The proposed demolition and reconstruction of the Fontvieille shopping centre appears to have hit a snag, with reports that the government is going to reassess the €300 million project and put forward some alternative plans.
The Fontvieille shopping centre, built in 1992, is undeniably due for a refresh, but the project may have hit a speedbump as the government reveals that it will examine the project again before entirely committing, specifically aiming to revise the budget.
The cost of the project was initially set at €300 million and would see the old structure torn down and replaced with a two hectare park, a four-screen multiplex cinema, 40 new state housing units, 30,000m² of commercial space and vastly improved parking.
NATIONAL COUNCIL REACTION
The National Council, Monaco’s elected body, received the news during Assembly on Monday night with a variety of emotions. According to Monaco Matin, councillors said they were “perplexed”, “shocked” and “stunned” at the news, which stemmed from questions posed to the new Minister of Finance and the Economy Marco Piccinini.
Piccinini’s reply was a curve ball to those who believed the project was a done deal.
“Reflection is underway at the highest level on bringing the project into line with the State’s possibilities, which are not infinite,” he reportedly said. “There will certainly be a [remodeling] of this project, not necessarily for the worse but for a formula more suited to the times. The commercial world has changed, it seems to me responsible to draw some conclusions from this.”
Members of the National Council apparently fear that a scaled-down version would put the Principality at a disadvantage against other top-shelf shopping centres in the region, such as Cap 3000, Polygone and Nice Lingostière.
“This shopping centre is lagging behind the evolution of society and commerce. It is no longer worthy of the image of Monaco,” said Councillor Nicolas Croesi.

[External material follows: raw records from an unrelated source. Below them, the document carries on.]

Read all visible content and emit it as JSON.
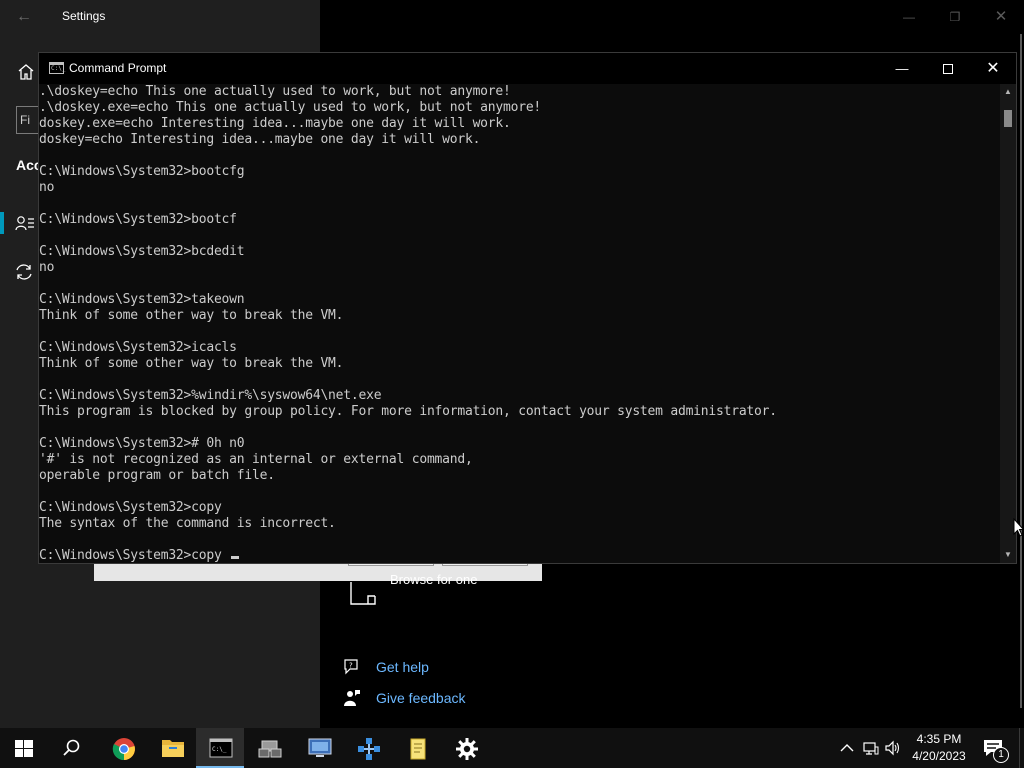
{
  "settings": {
    "title": "Settings",
    "find_placeholder": "Fi",
    "section_heading": "Acc",
    "browse_label": "Browse for one",
    "help_links": [
      "Get help",
      "Give feedback"
    ]
  },
  "cmd": {
    "title": "Command Prompt",
    "icon_text": "C:\\_",
    "lines": [
      ".\\doskey=echo This one actually used to work, but not anymore!",
      ".\\doskey.exe=echo This one actually used to work, but not anymore!",
      "doskey.exe=echo Interesting idea...maybe one day it will work.",
      "doskey=echo Interesting idea...maybe one day it will work.",
      "",
      "C:\\Windows\\System32>bootcfg",
      "no",
      "",
      "C:\\Windows\\System32>bootcf",
      "",
      "C:\\Windows\\System32>bcdedit",
      "no",
      "",
      "C:\\Windows\\System32>takeown",
      "Think of some other way to break the VM.",
      "",
      "C:\\Windows\\System32>icacls",
      "Think of some other way to break the VM.",
      "",
      "C:\\Windows\\System32>%windir%\\syswow64\\net.exe",
      "This program is blocked by group policy. For more information, contact your system administrator.",
      "",
      "C:\\Windows\\System32># 0h n0",
      "'#' is not recognized as an internal or external command,",
      "operable program or batch file.",
      "",
      "C:\\Windows\\System32>copy",
      "The syntax of the command is incorrect.",
      ""
    ],
    "prompt_line": "C:\\Windows\\System32>copy "
  },
  "taskbar": {
    "apps": [
      {
        "name": "start-button",
        "icon": "windows-logo"
      },
      {
        "name": "search-button",
        "icon": "search-icon"
      },
      {
        "name": "chrome",
        "icon": "chrome-icon"
      },
      {
        "name": "file-explorer",
        "icon": "folder-icon"
      },
      {
        "name": "command-prompt",
        "icon": "cmd-icon",
        "active": true
      },
      {
        "name": "network-app",
        "icon": "server-icon"
      },
      {
        "name": "remote-desktop",
        "icon": "monitor-icon"
      },
      {
        "name": "network-settings",
        "icon": "network-icon"
      },
      {
        "name": "notepad",
        "icon": "notepad-icon"
      },
      {
        "name": "settings",
        "icon": "gear-icon"
      }
    ],
    "time": "4:35 PM",
    "date": "4/20/2023",
    "notification_count": "1"
  },
  "colors": {
    "console_bg": "#0c0c0c",
    "console_text": "#cccccc",
    "accent": "#0099bc",
    "link": "#6cb8ff",
    "taskbar": "#101010"
  }
}
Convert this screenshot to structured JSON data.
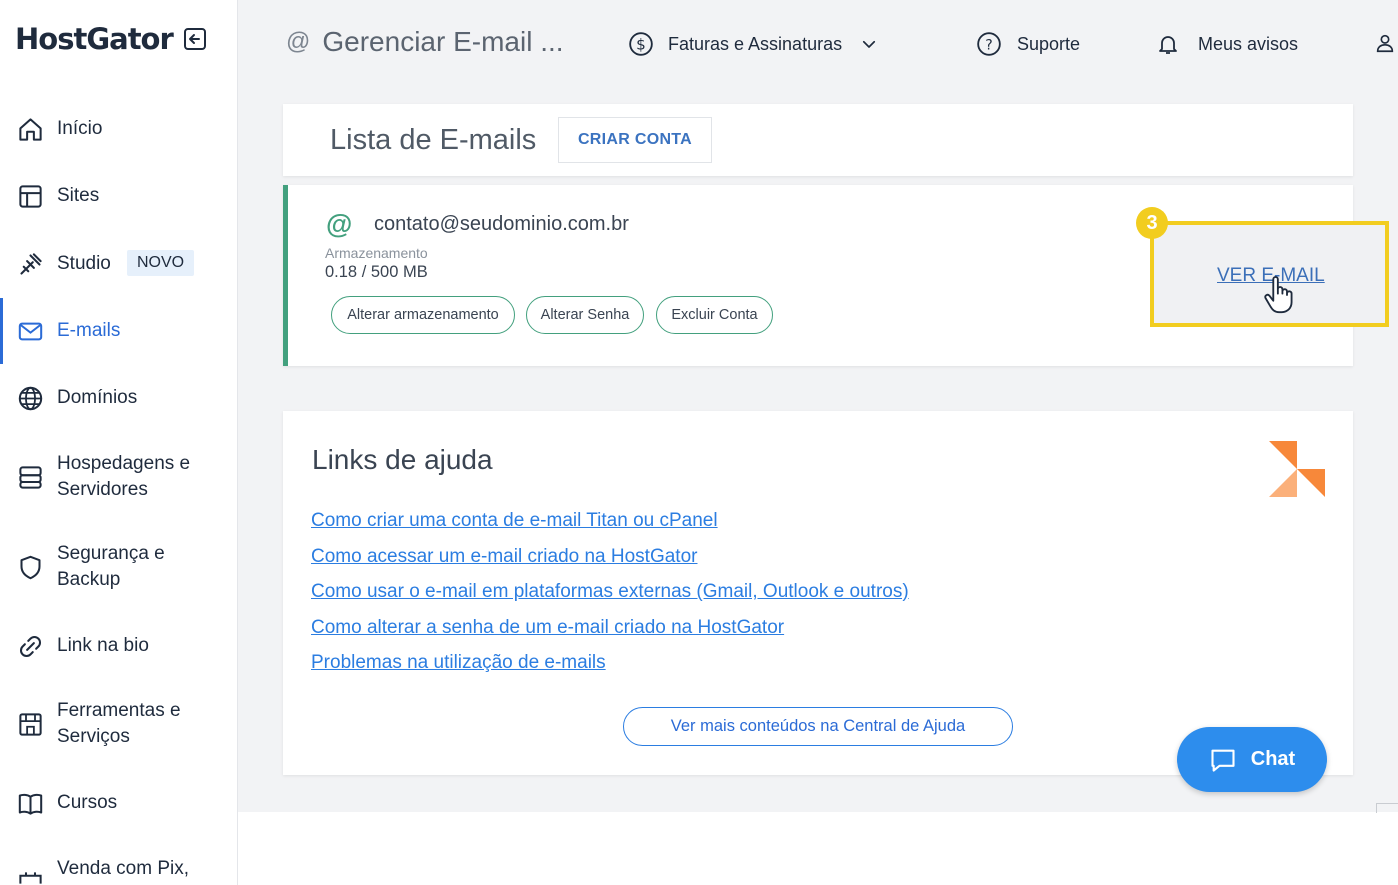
{
  "brand": {
    "name": "HostGator"
  },
  "sidebar": {
    "items": [
      {
        "label": "Início",
        "icon": "home-icon"
      },
      {
        "label": "Sites",
        "icon": "layout-icon"
      },
      {
        "label": "Studio",
        "icon": "tools-icon",
        "badge": "NOVO"
      },
      {
        "label": "E-mails",
        "icon": "mail-icon",
        "active": true
      },
      {
        "label": "Domínios",
        "icon": "globe-icon"
      },
      {
        "label": "Hospedagens e",
        "label2": "Servidores",
        "icon": "server-icon"
      },
      {
        "label": "Segurança e",
        "label2": "Backup",
        "icon": "shield-icon"
      },
      {
        "label": "Link na bio",
        "icon": "link-icon"
      },
      {
        "label": "Ferramentas e",
        "label2": "Serviços",
        "icon": "store-icon"
      },
      {
        "label": "Cursos",
        "icon": "book-icon"
      },
      {
        "label": "Venda com Pix,",
        "icon": "pix-icon"
      }
    ]
  },
  "header": {
    "title": "Gerenciar E-mail ...",
    "billing": "Faturas e Assinaturas",
    "support": "Suporte",
    "notices": "Meus avisos"
  },
  "email_list": {
    "title": "Lista de E-mails",
    "create_button": "CRIAR CONTA"
  },
  "account": {
    "address": "contato@seudominio.com.br",
    "storage_label": "Armazenamento",
    "storage_value": "0.18 / 500 MB",
    "actions": [
      "Alterar armazenamento",
      "Alterar Senha",
      "Excluir Conta"
    ],
    "view_label": "VER E-MAIL",
    "step_number": "3"
  },
  "help": {
    "title": "Links de ajuda",
    "links": [
      "Como criar uma conta de e-mail Titan ou cPanel",
      "Como acessar um e-mail criado na HostGator",
      "Como usar o e-mail em plataformas externas (Gmail, Outlook e outros)",
      "Como alterar a senha de um e-mail criado na HostGator",
      "Problemas na utilização de e-mails"
    ],
    "more_button": "Ver mais conteúdos na Central de Ajuda"
  },
  "chat": {
    "label": "Chat"
  },
  "colors": {
    "accent_blue": "#2b6bd6",
    "green": "#43a07e",
    "highlight_yellow": "#f2cd1f",
    "chat_blue": "#2d8ded",
    "orange": "#f7883a"
  }
}
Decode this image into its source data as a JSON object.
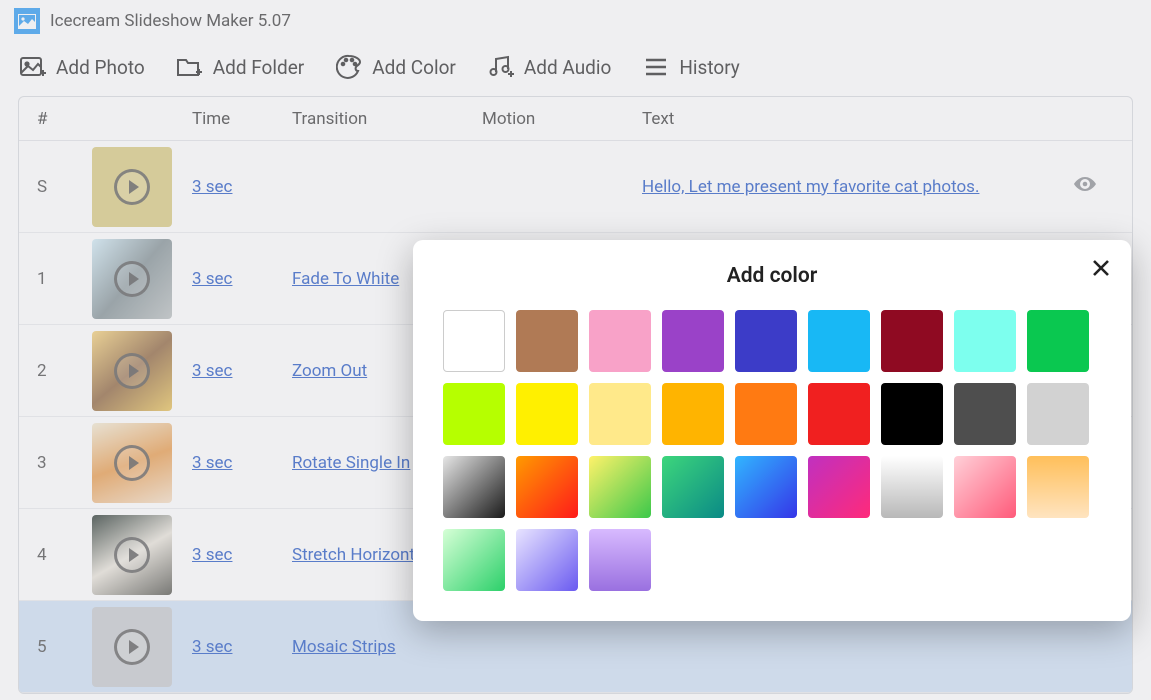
{
  "app": {
    "title": "Icecream Slideshow Maker 5.07"
  },
  "toolbar": {
    "add_photo": "Add Photo",
    "add_folder": "Add Folder",
    "add_color": "Add Color",
    "add_audio": "Add Audio",
    "history": "History"
  },
  "table": {
    "headers": {
      "num": "#",
      "time": "Time",
      "transition": "Transition",
      "motion": "Motion",
      "text": "Text"
    },
    "rows": [
      {
        "num": "S",
        "time": "3 sec",
        "transition": "",
        "motion": "",
        "text": "Hello, Let me present my favorite cat photos.",
        "thumb_bg": "#d8c87a",
        "eye": true
      },
      {
        "num": "1",
        "time": "3 sec",
        "transition": "Fade To White",
        "motion": "",
        "text": "",
        "thumb_bg": "linear-gradient(130deg,#cfeaf5,#7d8c90,#b7bdbd)"
      },
      {
        "num": "2",
        "time": "3 sec",
        "transition": "Zoom Out",
        "motion": "",
        "text": "",
        "thumb_bg": "linear-gradient(140deg,#f5cf72,#8a5e34,#e8c050)"
      },
      {
        "num": "3",
        "time": "3 sec",
        "transition": "Rotate Single In",
        "motion": "",
        "text": "",
        "thumb_bg": "linear-gradient(160deg,#f3e9d0,#e89743,#f5ddc2)"
      },
      {
        "num": "4",
        "time": "3 sec",
        "transition": "Stretch Horizontal",
        "motion": "",
        "text": "",
        "thumb_bg": "linear-gradient(150deg,#1c2a23,#e8e3d8,#4a4a42)"
      },
      {
        "num": "5",
        "time": "3 sec",
        "transition": "Mosaic Strips",
        "motion": "",
        "text": "",
        "thumb_bg": "#c4c7cb",
        "selected": true
      }
    ]
  },
  "modal": {
    "title": "Add color",
    "colors": [
      {
        "name": "white",
        "css": "#ffffff",
        "border": true
      },
      {
        "name": "brown",
        "css": "#b07a55"
      },
      {
        "name": "pink",
        "css": "#f8a2c8"
      },
      {
        "name": "purple",
        "css": "#9a42c8"
      },
      {
        "name": "indigo",
        "css": "#3c3cc8"
      },
      {
        "name": "sky",
        "css": "#18b8f5"
      },
      {
        "name": "maroon",
        "css": "#8f0a22"
      },
      {
        "name": "aqua",
        "css": "#7dffee"
      },
      {
        "name": "green",
        "css": "#0ac850"
      },
      {
        "name": "lime",
        "css": "#b6ff00"
      },
      {
        "name": "yellow",
        "css": "#fff000"
      },
      {
        "name": "cream",
        "css": "#ffe98a"
      },
      {
        "name": "amber",
        "css": "#ffb400"
      },
      {
        "name": "orange",
        "css": "#ff7a12"
      },
      {
        "name": "red",
        "css": "#f02020"
      },
      {
        "name": "black",
        "css": "#000000"
      },
      {
        "name": "dark-gray",
        "css": "#4e4e4e"
      },
      {
        "name": "light-gray",
        "css": "#d2d2d2"
      },
      {
        "name": "grad-gray",
        "css": "linear-gradient(135deg,#e6e6e6,#1a1a1a)"
      },
      {
        "name": "grad-fire",
        "css": "linear-gradient(135deg,#ff9a00,#ff1a1a)"
      },
      {
        "name": "grad-citrus",
        "css": "linear-gradient(135deg,#fff26a,#3cc84a)"
      },
      {
        "name": "grad-forest",
        "css": "linear-gradient(135deg,#3dd67c,#0a8a86)"
      },
      {
        "name": "grad-ocean",
        "css": "linear-gradient(135deg,#31b5ff,#3535e8)"
      },
      {
        "name": "grad-magenta",
        "css": "linear-gradient(135deg,#c030c0,#ff2a7a)"
      },
      {
        "name": "grad-silver",
        "css": "linear-gradient(180deg,#ffffff,#b8b8b8)"
      },
      {
        "name": "grad-blush",
        "css": "linear-gradient(135deg,#ffd0d8,#ff5a7a)"
      },
      {
        "name": "grad-sunset",
        "css": "linear-gradient(180deg,#ffbf5a,#ffe4c0)"
      },
      {
        "name": "grad-mint",
        "css": "linear-gradient(135deg,#d6ffd6,#2cd06a)"
      },
      {
        "name": "grad-lavender",
        "css": "linear-gradient(135deg,#e8e4ff,#6a5af0)"
      },
      {
        "name": "grad-violet",
        "css": "linear-gradient(180deg,#d8baff,#9a70e0)"
      }
    ]
  }
}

The minister made it clear the project was far from being dropped, but was being re-evaluated because of financial concerns.
“There is no question of abandoning the project, nor of no longer being ambitious, because it must undoubtedly contribute to the attractiveness of the Principality and already meets the needs of the Monegasque population,” he said, whilst adding, “This project experienced a budgetary evaluation different from what was planned. It fell behind schedule and, in view of studies provided by the company responsible for its implementation, we are obliged to evaluate a certain number of proposals. This is why we are going to revise the project.”
He went on to add that the government, who is looking at creating a new plan with “optimisation, efficiency and budgetary prudence”, will present several options for the Council to review.
Main image: Studio Fuksas